As some might look to Mayor de Blasio for his progressive politics, we can all surely look to him and his family as that model of a future engagement with regard to socio-ethnic politics and, more important, with regard to what we might consider a truly transgressive ethnic combinatio nova — namely, a new family paradigm that transcends not only national origin but indeed, in this case, race. Bill de Blasio himself is a child of mixed raciality, if indeed we consider Italians as part of a non-white category that is olive based, as the poet Rose Romano and others have steadfastly contended.

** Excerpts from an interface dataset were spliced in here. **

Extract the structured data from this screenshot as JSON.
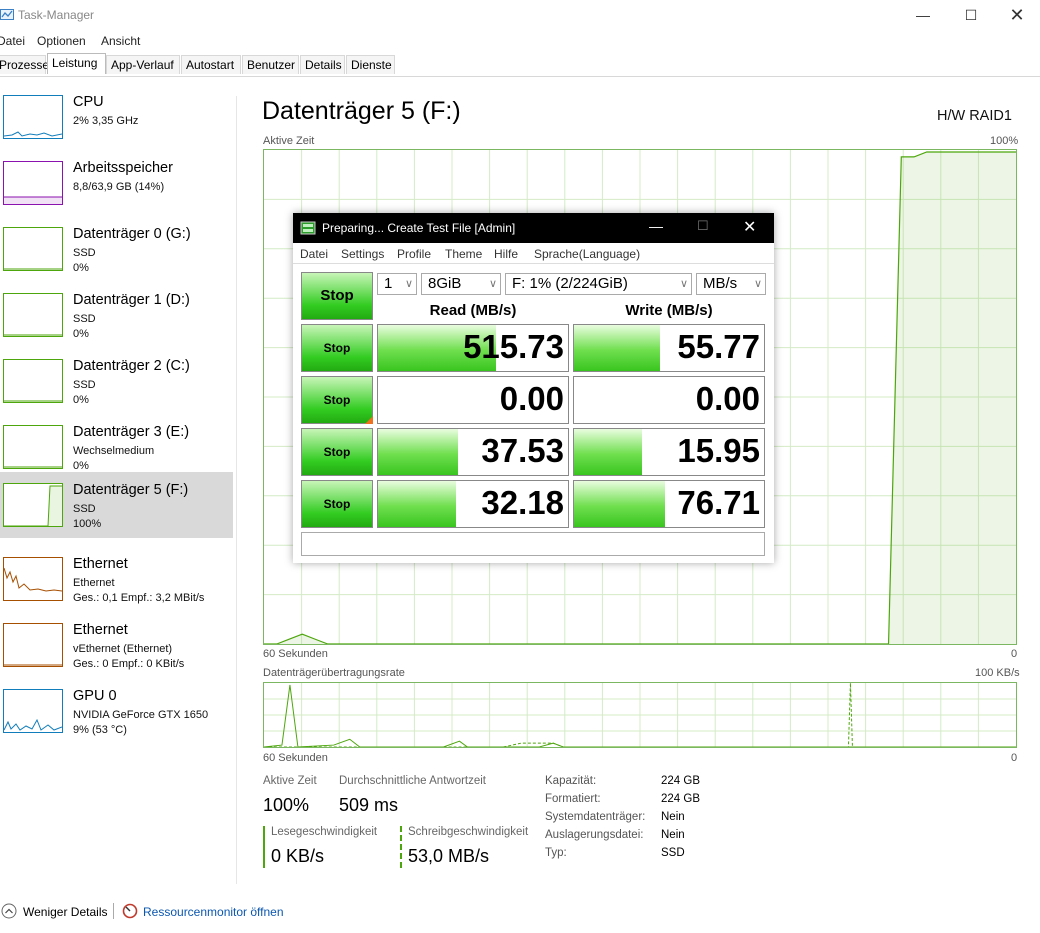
{
  "window": {
    "title": "Task-Manager"
  },
  "menu": [
    "Datei",
    "Optionen",
    "Ansicht"
  ],
  "tabs": [
    "Prozesse",
    "Leistung",
    "App-Verlauf",
    "Autostart",
    "Benutzer",
    "Details",
    "Dienste"
  ],
  "active_tab": "Leistung",
  "sidebar": [
    {
      "name": "CPU",
      "line1": "2% 3,35 GHz",
      "line2": "",
      "color": "#117dbb"
    },
    {
      "name": "Arbeitsspeicher",
      "line1": "8,8/63,9 GB (14%)",
      "line2": "",
      "color": "#8b12ae"
    },
    {
      "name": "Datenträger 0 (G:)",
      "line1": "SSD",
      "line2": "0%",
      "color": "#4da60c"
    },
    {
      "name": "Datenträger 1 (D:)",
      "line1": "SSD",
      "line2": "0%",
      "color": "#4da60c"
    },
    {
      "name": "Datenträger 2 (C:)",
      "line1": "SSD",
      "line2": "0%",
      "color": "#4da60c"
    },
    {
      "name": "Datenträger 3 (E:)",
      "line1": "Wechselmedium",
      "line2": "0%",
      "color": "#4da60c"
    },
    {
      "name": "Datenträger 5 (F:)",
      "line1": "SSD",
      "line2": "100%",
      "color": "#4da60c"
    },
    {
      "name": "Ethernet",
      "line1": "Ethernet",
      "line2": "Ges.: 0,1 Empf.: 3,2 MBit/s",
      "color": "#a74f01"
    },
    {
      "name": "Ethernet",
      "line1": "vEthernet (Ethernet)",
      "line2": "Ges.: 0 Empf.: 0 KBit/s",
      "color": "#a74f01"
    },
    {
      "name": "GPU 0",
      "line1": "NVIDIA GeForce GTX 1650",
      "line2": "9% (53 °C)",
      "color": "#117dbb"
    }
  ],
  "main": {
    "title": "Datenträger 5 (F:)",
    "model": "H/W RAID1",
    "graph1": {
      "label": "Aktive Zeit",
      "max": "100%",
      "time": "60 Sekunden",
      "zero": "0",
      "values": [
        0,
        0,
        1,
        2,
        1,
        0,
        0,
        0,
        0,
        0,
        0,
        0,
        0,
        0,
        0,
        0,
        0,
        0,
        0,
        0,
        0,
        0,
        0,
        0,
        0,
        0,
        0,
        0,
        0,
        0,
        0,
        0,
        0,
        0,
        0,
        0,
        0,
        0,
        0,
        0,
        0,
        0,
        0,
        0,
        0,
        0,
        0,
        0,
        0,
        0,
        99,
        99,
        100,
        100,
        100,
        100,
        100,
        100,
        100,
        100
      ]
    },
    "graph2": {
      "label": "Datenträgerübertragungsrate",
      "max": "100 KB/s",
      "time": "60 Sekunden",
      "zero": "0"
    },
    "stats": {
      "active_label": "Aktive Zeit",
      "active_value": "100%",
      "resp_label": "Durchschnittliche Antwortzeit",
      "resp_value": "509 ms",
      "read_label": "Lesegeschwindigkeit",
      "read_value": "0 KB/s",
      "write_label": "Schreibgeschwindigkeit",
      "write_value": "53,0 MB/s"
    },
    "info": [
      {
        "key": "Kapazität:",
        "value": "224 GB"
      },
      {
        "key": "Formatiert:",
        "value": "224 GB"
      },
      {
        "key": "Systemdatenträger:",
        "value": "Nein"
      },
      {
        "key": "Auslagerungsdatei:",
        "value": "Nein"
      },
      {
        "key": "Typ:",
        "value": "SSD"
      }
    ]
  },
  "footer": {
    "less_details": "Weniger Details",
    "resource_monitor": "Ressourcenmonitor öffnen"
  },
  "cdm": {
    "title": "Preparing... Create Test File [Admin]",
    "menu": [
      "Datei",
      "Settings",
      "Profile",
      "Theme",
      "Hilfe",
      "Sprache(Language)"
    ],
    "main_button": "Stop",
    "count": "1",
    "size": "8GiB",
    "drive": "F: 1% (2/224GiB)",
    "unit": "MB/s",
    "read_header": "Read (MB/s)",
    "write_header": "Write (MB/s)",
    "rows": [
      {
        "button": "Stop",
        "read": "515.73",
        "write": "55.77",
        "read_fill": 0.62,
        "write_fill": 0.45
      },
      {
        "button": "Stop",
        "read": "0.00",
        "write": "0.00",
        "read_fill": 0.0,
        "write_fill": 0.0
      },
      {
        "button": "Stop",
        "read": "37.53",
        "write": "15.95",
        "read_fill": 0.42,
        "write_fill": 0.36
      },
      {
        "button": "Stop",
        "read": "32.18",
        "write": "76.71",
        "read_fill": 0.41,
        "write_fill": 0.48
      }
    ],
    "comment": ""
  }
}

With his family of Chirlane, Dante, and Chiara, de Blasio has taken the combinatio nova one step further in the melding of olive with black, offering up to society what portends at this juncture to be one of the newer forms of the American family of the future, one that is truly a rainbow reflection of U.S. society. But I would like to think that the de Blasios who inhabit Gracie Mansion constitute a model in other ways and for other people. In other ways, in so far as they demonstrate that the so-called power positions of a place like New York City can indeed be held not only by the white or the black, but indeed even by those of the combinatio nova.

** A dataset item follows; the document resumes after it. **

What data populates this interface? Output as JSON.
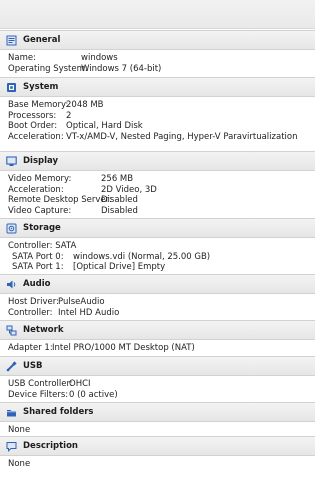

For other people, precisely because of de Blasio’s Italian heritage: during his current trip to Italy, the de Blasios met with former Minister of Integration, Cécile Kyenge, and her family, she the first African-Italian to hold a cabinet position, who is married to a “native” Italian.
Thus, together with Minister Kyenge and her family, Mayor de Blasio and his family can also be a model for those in Italy who continue to look to the U.S.; for in spite of what some Italians and Italian Americans may think, Italy is no longer the monochromatic country they believe it to be. With its new immigration of the past three decades for sure, Italy is, at this juncture, more than ripe for its own wave of a combinatio nova.